Cornelius whose feast day is September 16th. A Roman priest, Cornelius was elected Pope to succeed Fabian in an election delayed fourteen months by Decius’ persecution of the Christians. The main issue of his pontificate was the treatment to be accorded Christians who had been apostasized during the persecution. He condemned those confessors who were lax in not demanding penance of these Christians and supported St. Cyprian, Bishop of Carthage, against Novatus and his dupe, Felicissimus, whom he had set up as an antibishop to Cyprian, when Novatus came to Rome. On the other hand, he also denounced the Rigorists, headed by Novatian, a Roman priest, who declared that the Church could not pardon the lapsi (the lapsed Christians), and declared himself Pope – the first antipope. The two extremes eventually joined forces, and the Novatian movement had quite a vogue in the East. Meanwhile, Cornelius proclaimed that the Church had the authority and the power to forgive repentant lapsi and could readmit them to the sacraments and the Church after they had performed proper penances. A synod of Western bishops in Rome in October 251 upheld Cornelius, condemned the teachings of Novatian, and excommunicated him and his followers. When persecutions of the Christians started up again in 253 under Emperor Gallus, Cornelius was exiled to Centum Cellae (Civita Vecchia), where he died a martyr probably of hardships he was forced to endure.
Cyprian of Carthage

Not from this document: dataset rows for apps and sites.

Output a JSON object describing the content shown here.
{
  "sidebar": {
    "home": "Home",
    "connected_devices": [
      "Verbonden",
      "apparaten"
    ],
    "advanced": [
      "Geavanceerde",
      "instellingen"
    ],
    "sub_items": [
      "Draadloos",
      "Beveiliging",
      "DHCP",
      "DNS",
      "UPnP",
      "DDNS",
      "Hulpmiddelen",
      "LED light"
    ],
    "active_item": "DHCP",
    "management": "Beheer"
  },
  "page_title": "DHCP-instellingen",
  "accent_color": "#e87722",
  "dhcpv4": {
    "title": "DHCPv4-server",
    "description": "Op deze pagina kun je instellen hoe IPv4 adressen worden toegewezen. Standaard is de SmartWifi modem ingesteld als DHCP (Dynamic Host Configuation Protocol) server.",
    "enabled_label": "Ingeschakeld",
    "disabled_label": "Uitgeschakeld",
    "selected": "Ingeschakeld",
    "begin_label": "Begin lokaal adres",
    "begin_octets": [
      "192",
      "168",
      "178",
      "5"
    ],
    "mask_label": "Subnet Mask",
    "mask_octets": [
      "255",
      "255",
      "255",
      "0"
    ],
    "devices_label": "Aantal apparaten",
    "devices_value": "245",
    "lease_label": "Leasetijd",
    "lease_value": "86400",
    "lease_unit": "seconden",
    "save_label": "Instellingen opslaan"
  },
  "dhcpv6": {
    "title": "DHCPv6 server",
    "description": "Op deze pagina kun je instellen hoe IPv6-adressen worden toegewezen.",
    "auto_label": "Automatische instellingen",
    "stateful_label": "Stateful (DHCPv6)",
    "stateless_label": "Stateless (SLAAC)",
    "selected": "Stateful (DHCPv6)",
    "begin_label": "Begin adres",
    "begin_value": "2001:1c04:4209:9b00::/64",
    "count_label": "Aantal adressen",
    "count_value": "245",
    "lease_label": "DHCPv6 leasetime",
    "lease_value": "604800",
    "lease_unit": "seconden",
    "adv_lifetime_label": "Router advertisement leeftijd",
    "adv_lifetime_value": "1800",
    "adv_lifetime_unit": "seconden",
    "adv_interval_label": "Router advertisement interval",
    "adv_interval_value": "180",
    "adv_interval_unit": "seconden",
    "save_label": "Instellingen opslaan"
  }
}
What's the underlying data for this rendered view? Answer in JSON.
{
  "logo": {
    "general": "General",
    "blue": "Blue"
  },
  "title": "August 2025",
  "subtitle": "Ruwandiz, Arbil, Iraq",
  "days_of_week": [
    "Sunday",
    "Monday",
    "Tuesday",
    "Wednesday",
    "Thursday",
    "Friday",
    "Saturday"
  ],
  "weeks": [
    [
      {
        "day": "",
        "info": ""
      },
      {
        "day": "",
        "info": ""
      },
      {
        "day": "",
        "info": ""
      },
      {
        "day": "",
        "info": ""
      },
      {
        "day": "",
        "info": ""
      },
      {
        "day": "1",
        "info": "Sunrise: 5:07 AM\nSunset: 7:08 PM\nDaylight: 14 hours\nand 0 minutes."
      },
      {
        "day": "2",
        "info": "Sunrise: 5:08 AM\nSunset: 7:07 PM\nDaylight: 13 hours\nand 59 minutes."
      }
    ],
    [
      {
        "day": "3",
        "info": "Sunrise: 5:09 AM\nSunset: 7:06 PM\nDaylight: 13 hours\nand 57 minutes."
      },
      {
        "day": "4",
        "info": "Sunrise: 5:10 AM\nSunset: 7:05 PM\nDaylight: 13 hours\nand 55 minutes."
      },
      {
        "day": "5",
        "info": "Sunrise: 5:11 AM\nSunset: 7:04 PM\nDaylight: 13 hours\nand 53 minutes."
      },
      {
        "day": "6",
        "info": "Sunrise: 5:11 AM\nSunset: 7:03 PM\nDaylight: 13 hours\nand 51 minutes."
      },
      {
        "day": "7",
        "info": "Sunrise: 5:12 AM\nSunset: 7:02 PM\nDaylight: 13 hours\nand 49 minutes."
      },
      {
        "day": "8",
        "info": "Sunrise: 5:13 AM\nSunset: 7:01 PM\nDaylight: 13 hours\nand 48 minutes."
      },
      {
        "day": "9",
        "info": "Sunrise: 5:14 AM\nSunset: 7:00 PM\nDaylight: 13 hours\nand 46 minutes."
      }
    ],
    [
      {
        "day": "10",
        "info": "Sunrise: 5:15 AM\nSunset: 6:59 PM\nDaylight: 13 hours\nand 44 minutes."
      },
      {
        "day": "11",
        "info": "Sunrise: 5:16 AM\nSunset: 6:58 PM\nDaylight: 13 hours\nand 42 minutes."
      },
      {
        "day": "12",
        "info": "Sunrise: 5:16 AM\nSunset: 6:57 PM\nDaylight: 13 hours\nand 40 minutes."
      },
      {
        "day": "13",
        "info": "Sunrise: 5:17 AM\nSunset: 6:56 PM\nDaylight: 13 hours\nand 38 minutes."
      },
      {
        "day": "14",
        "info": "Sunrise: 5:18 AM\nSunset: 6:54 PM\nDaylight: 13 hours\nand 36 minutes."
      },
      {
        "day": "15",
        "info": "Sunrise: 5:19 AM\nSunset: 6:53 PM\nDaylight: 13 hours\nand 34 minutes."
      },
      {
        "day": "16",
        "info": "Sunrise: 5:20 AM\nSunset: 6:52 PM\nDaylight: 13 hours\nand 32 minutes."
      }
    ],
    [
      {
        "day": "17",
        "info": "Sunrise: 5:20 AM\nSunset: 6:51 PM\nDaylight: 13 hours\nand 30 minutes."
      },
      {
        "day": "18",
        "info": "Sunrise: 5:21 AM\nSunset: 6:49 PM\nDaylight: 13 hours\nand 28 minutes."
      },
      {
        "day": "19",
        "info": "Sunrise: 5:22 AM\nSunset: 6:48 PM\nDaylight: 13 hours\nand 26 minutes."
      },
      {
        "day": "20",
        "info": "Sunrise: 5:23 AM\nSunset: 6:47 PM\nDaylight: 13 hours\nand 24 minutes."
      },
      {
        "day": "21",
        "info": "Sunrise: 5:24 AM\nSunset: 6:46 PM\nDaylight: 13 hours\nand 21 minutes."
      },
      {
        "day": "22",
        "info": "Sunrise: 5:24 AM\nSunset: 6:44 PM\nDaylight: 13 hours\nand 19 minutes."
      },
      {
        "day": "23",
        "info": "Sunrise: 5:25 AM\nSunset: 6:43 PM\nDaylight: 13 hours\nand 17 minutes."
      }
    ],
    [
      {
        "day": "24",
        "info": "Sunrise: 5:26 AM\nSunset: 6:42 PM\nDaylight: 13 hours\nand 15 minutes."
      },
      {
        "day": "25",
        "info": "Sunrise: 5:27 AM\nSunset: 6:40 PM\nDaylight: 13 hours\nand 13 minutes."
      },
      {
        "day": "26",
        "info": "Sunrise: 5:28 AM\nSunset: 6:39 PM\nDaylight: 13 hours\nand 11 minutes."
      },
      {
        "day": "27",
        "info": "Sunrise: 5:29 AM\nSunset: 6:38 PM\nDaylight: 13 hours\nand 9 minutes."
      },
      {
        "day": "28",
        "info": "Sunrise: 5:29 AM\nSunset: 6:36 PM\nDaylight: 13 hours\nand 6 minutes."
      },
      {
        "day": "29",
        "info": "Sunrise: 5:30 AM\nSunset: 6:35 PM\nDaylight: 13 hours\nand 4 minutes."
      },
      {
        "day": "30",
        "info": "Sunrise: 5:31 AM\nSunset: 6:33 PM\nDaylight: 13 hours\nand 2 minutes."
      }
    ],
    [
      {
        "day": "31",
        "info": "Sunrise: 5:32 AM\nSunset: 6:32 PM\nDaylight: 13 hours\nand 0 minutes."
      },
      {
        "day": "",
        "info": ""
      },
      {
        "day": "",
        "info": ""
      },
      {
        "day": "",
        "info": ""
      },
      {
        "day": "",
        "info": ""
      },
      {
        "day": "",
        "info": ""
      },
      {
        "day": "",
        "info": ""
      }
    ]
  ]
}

Born to wealthy pagan parents. Taught rhetoric and literature. Adult convert in 246. Priest. Bishop of Carthage in 249. Writer. Latin Father of the Church. Exiled during the persecutions of Valerian. Friend of Saint Pontius. Involved in the great argument over whether apostates should be readmitted to the Church; Cyprian believed they should, but under stringent conditions. Martyr. Born c.200 and died beheaded on September 14, 258.